Australian Cardinal George Pell, sentenced to 6 years in prison on charges of paedophilia – the decision was upheld in Victoria state’s Court of Appeal last August – has been acquitted of all charges today by the High Court, the highest court in Australia, and is in the process of being released. Pell was found guilty of sexual abuse in 1996 in the sacristy of Melbourne Cathedral, when he served as archbishop of the diocese, on two 13-year-old choristers caught drinking Mass wine. The court ruling was announced this morning in an almost empty courtroom in Brisbane due to Covid-19 restrictions. The news will be posted on Twitter at 10am (local time).
“I have consistently maintained my innocence while suffering from a serious injustice. This has been remedied today with the High Court’s unanimous decision.” These are the opening remarks of a long statement released by Cardinal George Pell, published shortly after the decision was delivered. “I look forward to reading the judgment and reasons for the decision in detail”, the Cardinal wrote. “I hold no ill will toward my accuser, I do not want my acquittal to add to the hurt and bitterness so many feel; there is certainly hurt and bitterness enough. my trial was not a referendum on the Catholic Church; nor a referendum on how Church authorities in Australia dealt with the crime of paedophilia in the Church.”
“The point was whether I had committed these awful crimes, and I did not.
The only basis for long term healing is truth and the only basis for justice is truth, because justice means truth for all”, His Eminence writes. In the statement, Cardinal Pell thanks all those who prayed for him and wrote him thousands of letters of support. “I want to thank in particular my family for their love and support and what they had to go through.” The Cardinal’s words of gratitude extend to his small team of advisors, friends and especially to the entire legal team “for their unwavering resolve to see justice prevail, to throw light on manufactured obscurity and to reveal the truth.”
The comments of Australian bishops. The archbishop of Brisbane, Msgr. Mark Coleridge, President of Australia’s Episcopal Conference, pointed out that the High Court sentence issued today “does not change the Church’s unwavering commitment to child safety and to a just and compassionate response to survivors and victims of child sexual abuse. The safety of children remains supremely important not only for the bishops, but for the entire Catholic community.” In a statement, the archbishop recognizes that today’s ruling “will be welcomed by many, including those who have believed in the Cardinal’s innocence throughout this lengthy process. We also recognise that the High Court’s decision will be devastating for others. Many have suffered greatly through the process, which has now reached its conclusion.” Speaking on behalf of all Australian bishops, Msgr. Coleridge assured the bishops’ unwavering commitment to ensure justice and protection of minors, reiterating that “any person with allegations of sexual abuse by Church personnel should go to the police.”

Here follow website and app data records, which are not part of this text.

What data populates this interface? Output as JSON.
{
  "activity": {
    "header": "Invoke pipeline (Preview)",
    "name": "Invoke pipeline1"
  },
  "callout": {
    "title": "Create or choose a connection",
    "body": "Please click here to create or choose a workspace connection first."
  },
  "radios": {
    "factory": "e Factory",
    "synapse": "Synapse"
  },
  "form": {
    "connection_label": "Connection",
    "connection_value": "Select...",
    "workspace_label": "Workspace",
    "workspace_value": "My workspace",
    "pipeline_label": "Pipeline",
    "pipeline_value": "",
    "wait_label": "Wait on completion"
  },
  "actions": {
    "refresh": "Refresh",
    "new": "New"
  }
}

The archbishop of Sidney Msgr. Anthony Fisher welcomed the Cardinal’s exoneration from the High Court and thanked the judges for “their meticulous review of the facts” giving their reasons for acquittal. He added: “Cardinal Pell’s trial has also been a trial of the country’s legal system and culture. The Cardinal’s vindication today invites broader reflection on our system of justice, our commitment to the presumption of innocence, and our treatment of high profile figures accused of crimes.” “I recognise that the past failings of the Church to protect children have contributed to public anger directed at the Church and its leaders. I know that it is only by our sustained action seeking justice for all survivors of child sexual abuse and exhibiting best practice in safeguarding all vulnerable people that healing will occur and trust be restored.”